First goal - You'll miss him when's gone
What was that I said in the previous post about our only reliable avenue to goal coming from the combination of Andy Brennan and Milos Lujic? Once again Brennan sped past his opponent out wide, crossed the ball into the middle, where Lujic eased the ball home for the early opener. It was a phenomenon that did not go unnoticed even by those who don't normally pay that much attention to the game 'Brennan to Lujic, ole, ole, ole' went the chant.
Second goal - Blink and you'll miss it
Another corner, this time midway during the first half, and the decision to play it short is vindicated. While almost everyone - crowd, opposition, seagulls - were going through the motions of waiting for the corner to be sent in deep, Brad Norton received the ball on the edge of the box and somehow managed to sneak his shot through the mess of legs that stood between himself and the goal - though the FFV match report has credited it to Ramazan Tavsancioglu as an own goal.
Third goal - If a goal is scored but no one sees it, does it still count?
Brennan found himself out wide again, sliced in a cross - there's no way it could have been a shot - which seemed to hit the side netting and fall in through a hole in the net. The referee didn't count it initially, and only Brennan was celebrating, but the ref nevertheless went to the linesman on that side of the ground, had a chat, then went over to check the net, and awarded the goal. After the match when I asked Brennan if it had gone in he said yes, and that he was wondering why no one had started cheering.
Fourth goal - It's not a complicated game
With the points secured, and another game to come on Saturday - which will make it three games in nine days - some players were given an early rest and others were brought on to clean up the scraps of a disappointing Dandenong Thunder side. And thus David Stirton, who has suffered from form and and injury concerns since arriving at South from Bentleigh, came off the bench and slotted home from a regulation through ball. He seemed pretty stoked with the goal, which was a nice touch.
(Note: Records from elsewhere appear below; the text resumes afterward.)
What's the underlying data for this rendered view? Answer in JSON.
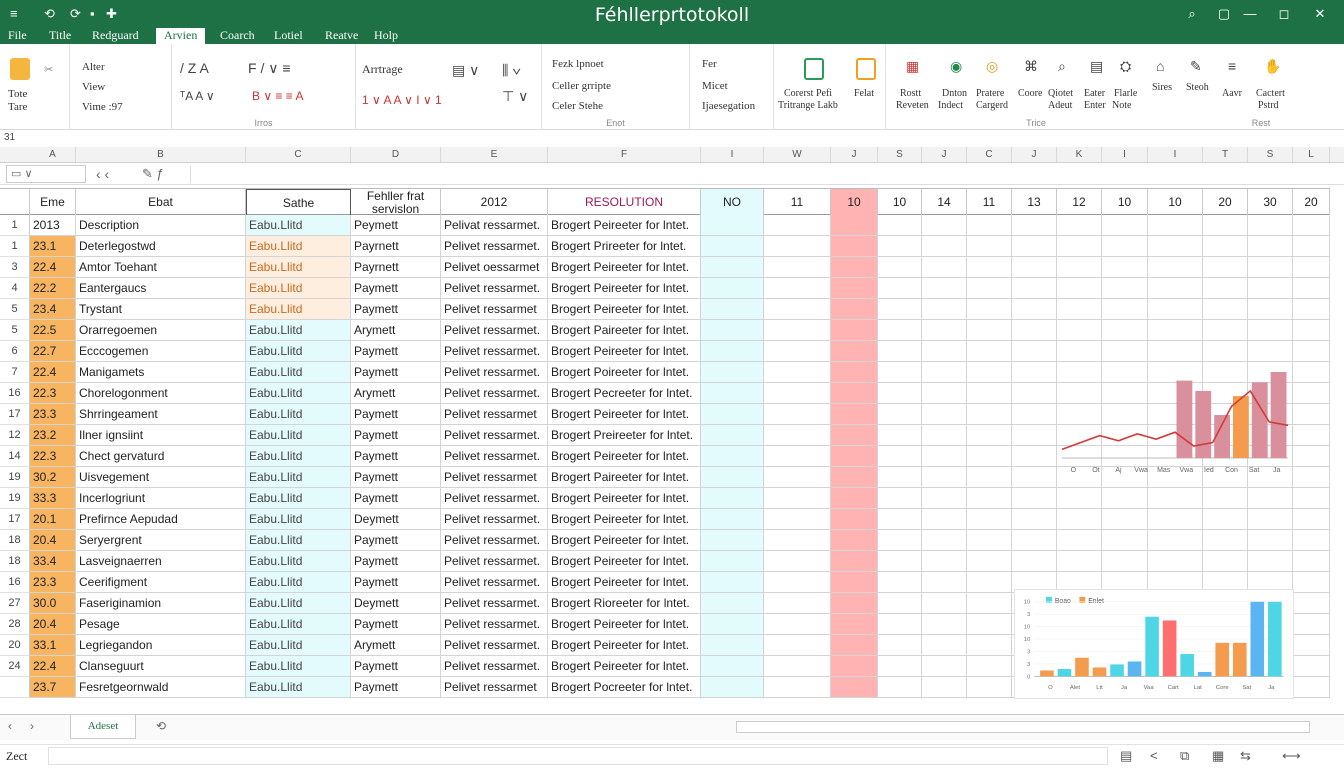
{
  "window": {
    "title": "Féhllerprtotokoll",
    "quick_access": [
      "≡",
      "⟲",
      "⟳",
      "▪",
      "✚"
    ],
    "controls": [
      "⌕",
      "▢",
      "—",
      "◻",
      "✕"
    ]
  },
  "menu_tabs": [
    "File",
    "Title",
    "Redguard",
    "Arvien",
    "Coarch",
    "Lotiel",
    "Reatve",
    "Holp"
  ],
  "active_tab_index": 3,
  "ribbon": {
    "paste_label_1": "Tote",
    "paste_label_2": "Tare",
    "clip_items": [
      "Alter",
      "View",
      "Vime :97"
    ],
    "font_name": "Arrtrage",
    "group_labels": [
      "Irros",
      "Enot",
      "Trice",
      "Rest"
    ],
    "edit_items": [
      "Fezk lpnoet",
      "Celler grripte",
      "Celer Stehe"
    ],
    "mid_items": [
      "Fer",
      "Micet",
      "Ijaesegation"
    ],
    "cond_labels": [
      "Corerst Pefi",
      "Tritrange Lakb",
      "Felat"
    ],
    "right_labels_top": [
      "Rostt",
      "Dnton",
      "Pratere",
      "Coore",
      "Qiotet",
      "Eater",
      "Flarle",
      "Sires",
      "Steoh",
      "Aavr",
      "Cactert"
    ],
    "right_labels_bottom": [
      "Reveten",
      "Indect",
      "Cargerd",
      "Adeut",
      "Enter",
      "Note",
      "Pstrd"
    ]
  },
  "name_box": "31",
  "columns": [
    "A",
    "B",
    "C",
    "D",
    "E",
    "F",
    "I",
    "W",
    "J",
    "S",
    "J",
    "C",
    "J",
    "K",
    "I",
    "I",
    "T",
    "S",
    "L"
  ],
  "header_row": [
    "Eme",
    "Ebat",
    "Sathe",
    "Fehller frat servislon",
    "2012",
    "RESOLUTION",
    "NO",
    "11",
    "10",
    "10",
    "14",
    "11",
    "13",
    "12",
    "10",
    "10",
    "20",
    "30",
    "20"
  ],
  "row_numbers": [
    "1",
    "1",
    "3",
    "4",
    "5",
    "5",
    "6",
    "7",
    "16",
    "17",
    "12",
    "14",
    "19",
    "19",
    "17",
    "18",
    "18",
    "16",
    "27",
    "28",
    "20",
    "24"
  ],
  "rows": [
    [
      "2013",
      "Description",
      "Eabu.Llitd",
      "Peymett",
      "Pelivat ressarmet.",
      "Brogert Peireeter for lntet."
    ],
    [
      "23.1",
      "Deterlegostwd",
      "Eabu.Llitd",
      "Payrnett",
      "Pelivet ressarmet.",
      "Brogert Prireeter for lntet."
    ],
    [
      "22.4",
      "Amtor Toehant",
      "Eabu.Llitd",
      "Payrnett",
      "Pelivet oessarmet",
      "Brogert Peireeter for lntet."
    ],
    [
      "22.2",
      "Eantergaucs",
      "Eabu.Llitd",
      "Paymett",
      "Pelivet ressarmet.",
      "Brogert Peireeter for lntet."
    ],
    [
      "23.4",
      "Trystant",
      "Eabu.Llitd",
      "Paymett",
      "Pelivet ressarmet",
      "Brogert Peireeter for lntet."
    ],
    [
      "22.5",
      "Orarregoemen",
      "Eabu.Llitd",
      "Arymett",
      "Pelivet ressarmet.",
      "Brogert Paireeter for lntet."
    ],
    [
      "22.7",
      "Ecccogemen",
      "Eabu.Llitd",
      "Paymett",
      "Pelivet ressarmet.",
      "Brogert Peireeter for lntet."
    ],
    [
      "22.4",
      "Manigamets",
      "Eabu.Llitd",
      "Paymett",
      "Pelivet ressarmet.",
      "Brogert Poireeter for lntet."
    ],
    [
      "22.3",
      "Chorelogonment",
      "Eabu.Llitd",
      "Arymett",
      "Pelivet ressarmet.",
      "Brogert Pecreeter for lntet."
    ],
    [
      "23.3",
      "Shrringeament",
      "Eabu.Llitd",
      "Paymett",
      "Pelivet ressarmet",
      "Brogert Peireeter for lntet."
    ],
    [
      "23.2",
      "Ilner ignsiint",
      "Eabu.Llitd",
      "Paymett",
      "Pelivet ressarmet.",
      "Brogert Preireeter for lntet."
    ],
    [
      "22.3",
      "Chect gervaturd",
      "Eabu.Llitd",
      "Paymett",
      "Pelivet ressarmet.",
      "Brogert Peireeter for lntet."
    ],
    [
      "30.2",
      "Uisvegement",
      "Eabu.Llitd",
      "Paymett",
      "Pelivet ressarmet",
      "Brogert Paireeter for lntet."
    ],
    [
      "33.3",
      "Incerlogriunt",
      "Eabu.Llitd",
      "Paymett",
      "Pelivet ressarmet.",
      "Brogert Peireeter for lntet."
    ],
    [
      "20.1",
      "Prefirnce Aepudad",
      "Eabu.Llitd",
      "Deymett",
      "Pelivet ressarmet.",
      "Brogert Peireeter for lntet."
    ],
    [
      "20.4",
      "Seryergrent",
      "Eabu.Llitd",
      "Paymett",
      "Pelivet ressarmet.",
      "Brogert Peireeter for lntet."
    ],
    [
      "33.4",
      "Lasveignaerren",
      "Eabu.Llitd",
      "Paymett",
      "Pelivet ressarmet.",
      "Brogert Peireeter for lntet."
    ],
    [
      "23.3",
      "Ceerifigment",
      "Eabu.Llitd",
      "Paymett",
      "Pelivet ressarmet.",
      "Brogert Peireeter for lntet."
    ],
    [
      "30.0",
      "Faseriginamion",
      "Eabu.Llitd",
      "Deymett",
      "Pelivet ressarmet.",
      "Brogert Rioreeter for lntet."
    ],
    [
      "20.4",
      "Pesage",
      "Eabu.Llitd",
      "Paymett",
      "Pelivet ressarmet.",
      "Brogert Peireeter for lntet."
    ],
    [
      "33.1",
      "Legriegandon",
      "Eabu.Llitd",
      "Arymett",
      "Pelivet ressarmet.",
      "Brogert Peireeter for lntet."
    ],
    [
      "22.4",
      "Clanseguurt",
      "Eabu.Llitd",
      "Paymett",
      "Pelivet ressarmet.",
      "Brogert Peireeter for lntet."
    ],
    [
      "23.7",
      "Fesretgeornwald",
      "Eabu.Llitd",
      "Paymett",
      "Pelivet ressarmet",
      "Brogert Pocreeter for lntet."
    ]
  ],
  "colors": {
    "brand": "#1e7145",
    "orange_cell": "#f7b562",
    "peach_cell": "#fdeee0",
    "cyan_cell": "#e4fbfd",
    "red_column": "#ffb3b3",
    "resolution_text": "#9a1a5a",
    "bar_pink": "#d9909c",
    "bar_orange": "#f59b4d",
    "bar_cyan": "#4fd6e6",
    "bar_red": "#ff6f6f",
    "bar_blue": "#5ab5f0",
    "line_red": "#d33a3a"
  },
  "chart1": {
    "type": "bar",
    "x_labels": [
      "O",
      "Ot",
      "Aj",
      "Vwa",
      "Mas",
      "Vwa",
      "Ied",
      "Con",
      "Sat",
      "Ja"
    ],
    "bar_values": [
      0,
      0,
      0,
      0,
      0,
      0,
      90,
      78,
      50,
      72,
      88,
      100
    ],
    "bar_colors": [
      "pink",
      "pink",
      "pink",
      "pink",
      "pink",
      "pink",
      "pink",
      "pink",
      "pink",
      "orange",
      "pink",
      "pink"
    ],
    "line_values": [
      10,
      18,
      26,
      20,
      28,
      22,
      30,
      14,
      18,
      60,
      78,
      42,
      38
    ],
    "ylim": [
      0,
      100
    ]
  },
  "chart2": {
    "type": "bar",
    "legend": [
      "Boao",
      "Enlet"
    ],
    "y_ticks": [
      "10",
      "3",
      "10",
      "10",
      "3",
      "3",
      "0"
    ],
    "x_labels": [
      "O",
      "Alet",
      "Ltt",
      "Ja",
      "Vaa",
      "Cart",
      "Lat",
      "Core",
      "Sat",
      "Ja"
    ],
    "values": [
      8,
      10,
      25,
      12,
      16,
      20,
      80,
      75,
      30,
      6,
      45,
      45,
      100,
      100
    ],
    "colors": [
      "orange",
      "cyan",
      "orange",
      "orange",
      "cyan",
      "blue",
      "cyan",
      "red",
      "cyan",
      "blue",
      "orange",
      "orange",
      "blue",
      "cyan"
    ],
    "ylim": [
      0,
      100
    ]
  },
  "sheet_tabs": [
    "Adeset",
    "⟲"
  ],
  "status": {
    "text": "Zect",
    "icons": [
      "▤",
      "<",
      "⧉",
      "▦",
      "⇆",
      "⟷"
    ]
  }
}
Fifth goal - On love
As Leigh Minopoulos streamed forward late in the game, he found himself with a decision to make - to lay off the ball to the right, or to the left. To the right was Nick Epifano, to the left Iqi Jawadi, both former Dandenong Thunder players. What tension was left in this game was heightened significantly by the sight of this complex ethical dilemma being played out in real time. Minopoulos chose left, Jawadi scored and the entire side rushed around the little midfielder who doesn't get to score a lot of goals - all of course except for Epifano, who sullenly stayed apart from the celebration. Later he managed a brief moment of solidarity with the bloke he's reputedly closest to in the change rooms, but it looked sad, him not being able to show instinctive joy for his friend's accomplishment. It may have been Aristotle who said that you can't love something which does not have the capacity to love you in return - is it therefore possible that Epifano can't be loved for the simple reason that he does not have the capacity of giving love? As an alleged human being, and not an automaton or android, does this make him pitiable rather than hate worthy?
Saturday arvo at the erratic Northcote City, to round out the first half of the home and away season.
Our crowd counter estimates that the crowd was made up of approximately 290 people.
The Kids Are Alright
Some of the Enosi 59 crew were back in attendance last night - on a school night, no less - and no, I don't believe the rumour that they spent the first half in a corporate box. Things seem to be gelling a little more between the new and the old, and I'm not only saying that because one of the kids was offering people some of his peanuts. The chanting, when people could be arsed, was back to its shambolic best, with references to Blue Thunder Kosta's terrible old man hat, the wooden spoon that took the place of an actual drumstick, and other chants directed at the authorities which visiting stadium enthusiast Les Street described as 'subversive'. I assume that he was referring to the 'we're gonna breakaway/fuck the FFA chant'; but perhaps more subversive and petulant was the moment when, after having being asked Kosta to cut out the swearing on request from President Leo Athanasakis, only for the request to be met with an even heartier rendition of a swearing related chant once Kosta left the vicinity.